Page and application data records:
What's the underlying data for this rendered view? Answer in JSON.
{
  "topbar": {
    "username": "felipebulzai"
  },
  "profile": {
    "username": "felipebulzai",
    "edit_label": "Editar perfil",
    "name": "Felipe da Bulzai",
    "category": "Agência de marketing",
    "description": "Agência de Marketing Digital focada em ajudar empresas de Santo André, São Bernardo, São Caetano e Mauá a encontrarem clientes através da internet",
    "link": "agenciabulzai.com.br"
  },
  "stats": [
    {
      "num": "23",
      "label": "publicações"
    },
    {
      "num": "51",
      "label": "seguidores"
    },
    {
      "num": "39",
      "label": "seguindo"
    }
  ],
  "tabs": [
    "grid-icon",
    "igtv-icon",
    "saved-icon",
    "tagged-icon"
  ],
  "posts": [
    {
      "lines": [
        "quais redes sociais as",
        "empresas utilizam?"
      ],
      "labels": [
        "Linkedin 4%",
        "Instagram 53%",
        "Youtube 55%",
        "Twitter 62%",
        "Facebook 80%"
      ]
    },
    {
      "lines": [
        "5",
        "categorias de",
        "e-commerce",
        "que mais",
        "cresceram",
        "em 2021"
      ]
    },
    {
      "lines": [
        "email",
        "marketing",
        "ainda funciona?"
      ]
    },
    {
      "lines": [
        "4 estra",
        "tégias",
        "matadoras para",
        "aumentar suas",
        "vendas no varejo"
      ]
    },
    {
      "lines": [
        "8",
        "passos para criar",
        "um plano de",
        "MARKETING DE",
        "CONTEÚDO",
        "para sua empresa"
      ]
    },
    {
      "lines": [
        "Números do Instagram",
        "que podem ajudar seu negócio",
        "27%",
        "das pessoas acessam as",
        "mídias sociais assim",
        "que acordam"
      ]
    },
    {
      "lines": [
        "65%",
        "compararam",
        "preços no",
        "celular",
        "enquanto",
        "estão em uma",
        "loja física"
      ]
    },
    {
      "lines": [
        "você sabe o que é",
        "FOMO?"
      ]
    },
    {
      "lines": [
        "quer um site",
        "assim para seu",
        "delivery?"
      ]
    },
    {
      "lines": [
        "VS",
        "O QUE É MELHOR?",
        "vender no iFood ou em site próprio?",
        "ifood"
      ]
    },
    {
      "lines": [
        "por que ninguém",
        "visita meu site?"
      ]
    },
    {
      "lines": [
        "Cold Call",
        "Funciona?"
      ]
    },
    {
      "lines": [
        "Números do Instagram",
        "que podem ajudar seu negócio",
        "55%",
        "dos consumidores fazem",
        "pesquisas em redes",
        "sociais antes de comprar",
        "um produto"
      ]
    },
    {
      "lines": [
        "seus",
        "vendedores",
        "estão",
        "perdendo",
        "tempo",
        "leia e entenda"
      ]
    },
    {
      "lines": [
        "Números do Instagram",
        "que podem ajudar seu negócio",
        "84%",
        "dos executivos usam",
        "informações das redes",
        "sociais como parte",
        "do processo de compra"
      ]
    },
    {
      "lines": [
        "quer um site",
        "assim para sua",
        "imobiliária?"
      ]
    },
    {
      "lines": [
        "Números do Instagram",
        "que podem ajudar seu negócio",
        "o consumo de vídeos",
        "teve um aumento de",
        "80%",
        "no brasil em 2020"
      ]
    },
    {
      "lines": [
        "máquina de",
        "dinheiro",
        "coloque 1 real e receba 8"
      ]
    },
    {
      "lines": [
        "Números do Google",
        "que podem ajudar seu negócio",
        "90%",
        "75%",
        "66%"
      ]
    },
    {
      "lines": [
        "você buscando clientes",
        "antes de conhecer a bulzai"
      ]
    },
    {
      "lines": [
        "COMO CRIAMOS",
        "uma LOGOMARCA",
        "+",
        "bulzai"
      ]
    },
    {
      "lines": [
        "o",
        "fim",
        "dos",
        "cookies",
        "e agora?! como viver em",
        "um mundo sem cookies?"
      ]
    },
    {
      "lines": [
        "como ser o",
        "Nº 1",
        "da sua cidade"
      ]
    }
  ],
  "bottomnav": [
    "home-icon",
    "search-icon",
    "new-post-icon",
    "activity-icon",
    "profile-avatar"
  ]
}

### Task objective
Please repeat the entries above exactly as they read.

### Response
What's the underlying data for this rendered view? Answer in JSON.
{
  "topbar": {
    "username": "felipebulzai"
  },
  "profile": {
    "username": "felipebulzai",
    "edit_label": "Editar perfil",
    "name": "Felipe da Bulzai",
    "category": "Agência de marketing",
    "description": "Agência de Marketing Digital focada em ajudar empresas de Santo André, São Bernardo, São Caetano e Mauá a encontrarem clientes através da internet",
    "link": "agenciabulzai.com.br"
  },
  "stats": [
    {
      "num": "23",
      "label": "publicações"
    },
    {
      "num": "51",
      "label": "seguidores"
    },
    {
      "num": "39",
      "label": "seguindo"
    }
  ],
  "tabs": [
    "grid-icon",
    "igtv-icon",
    "saved-icon",
    "tagged-icon"
  ],
  "posts": [
    {
      "lines": [
        "quais redes sociais as",
        "empresas utilizam?"
      ],
      "labels": [
        "Linkedin 4%",
        "Instagram 53%",
        "Youtube 55%",
        "Twitter 62%",
        "Facebook 80%"
      ]
    },
    {
      "lines": [
        "5",
        "categorias de",
        "e-commerce",
        "que mais",
        "cresceram",
        "em 2021"
      ]
    },
    {
      "lines": [
        "email",
        "marketing",
        "ainda funciona?"
      ]
    },
    {
      "lines": [
        "4 estra",
        "tégias",
        "matadoras para",
        "aumentar suas",
        "vendas no varejo"
      ]
    },
    {
      "lines": [
        "8",
        "passos para criar",
        "um plano de",
        "MARKETING DE",
        "CONTEÚDO",
        "para sua empresa"
      ]
    },
    {
      "lines": [
        "Números do Instagram",
        "que podem ajudar seu negócio",
        "27%",
        "das pessoas acessam as",
        "mídias sociais assim",
        "que acordam"
      ]
    },
    {
      "lines": [
        "65%",
        "compararam",
        "preços no",
        "celular",
        "enquanto",
        "estão em uma",
        "loja física"
      ]
    },
    {
      "lines": [
        "você sabe o que é",
        "FOMO?"
      ]
    },
    {
      "lines": [
        "quer um site",
        "assim para seu",
        "delivery?"
      ]
    },
    {
      "lines": [
        "VS",
        "O QUE É MELHOR?",
        "vender no iFood ou em site próprio?",
        "ifood"
      ]
    },
    {
      "lines": [
        "por que ninguém",
        "visita meu site?"
      ]
    },
    {
      "lines": [
        "Cold Call",
        "Funciona?"
      ]
    },
    {
      "lines": [
        "Números do Instagram",
        "que podem ajudar seu negócio",
        "55%",
        "dos consumidores fazem",
        "pesquisas em redes",
        "sociais antes de comprar",
        "um produto"
      ]
    },
    {
      "lines": [
        "seus",
        "vendedores",
        "estão",
        "perdendo",
        "tempo",
        "leia e entenda"
      ]
    },
    {
      "lines": [
        "Números do Instagram",
        "que podem ajudar seu negócio",
        "84%",
        "dos executivos usam",
        "informações das redes",
        "sociais como parte",
        "do processo de compra"
      ]
    },
    {
      "lines": [
        "quer um site",
        "assim para sua",
        "imobiliária?"
      ]
    },
    {
      "lines": [
        "Números do Instagram",
        "que podem ajudar seu negócio",
        "o consumo de vídeos",
        "teve um aumento de",
        "80%",
        "no brasil em 2020"
      ]
    },
    {
      "lines": [
        "máquina de",
        "dinheiro",
        "coloque 1 real e receba 8"
      ]
    },
    {
      "lines": [
        "Números do Google",
        "que podem ajudar seu negócio",
        "90%",
        "75%",
        "66%"
      ]
    },
    {
      "lines": [
        "você buscando clientes",
        "antes de conhecer a bulzai"
      ]
    },
    {
      "lines": [
        "COMO CRIAMOS",
        "uma LOGOMARCA",
        "+",
        "bulzai"
      ]
    },
    {
      "lines": [
        "o",
        "fim",
        "dos",
        "cookies",
        "e agora?! como viver em",
        "um mundo sem cookies?"
      ]
    },
    {
      "lines": [
        "como ser o",
        "Nº 1",
        "da sua cidade"
      ]
    }
  ],
  "bottomnav": [
    "home-icon",
    "search-icon",
    "new-post-icon",
    "activity-icon",
    "profile-avatar"
  ]
}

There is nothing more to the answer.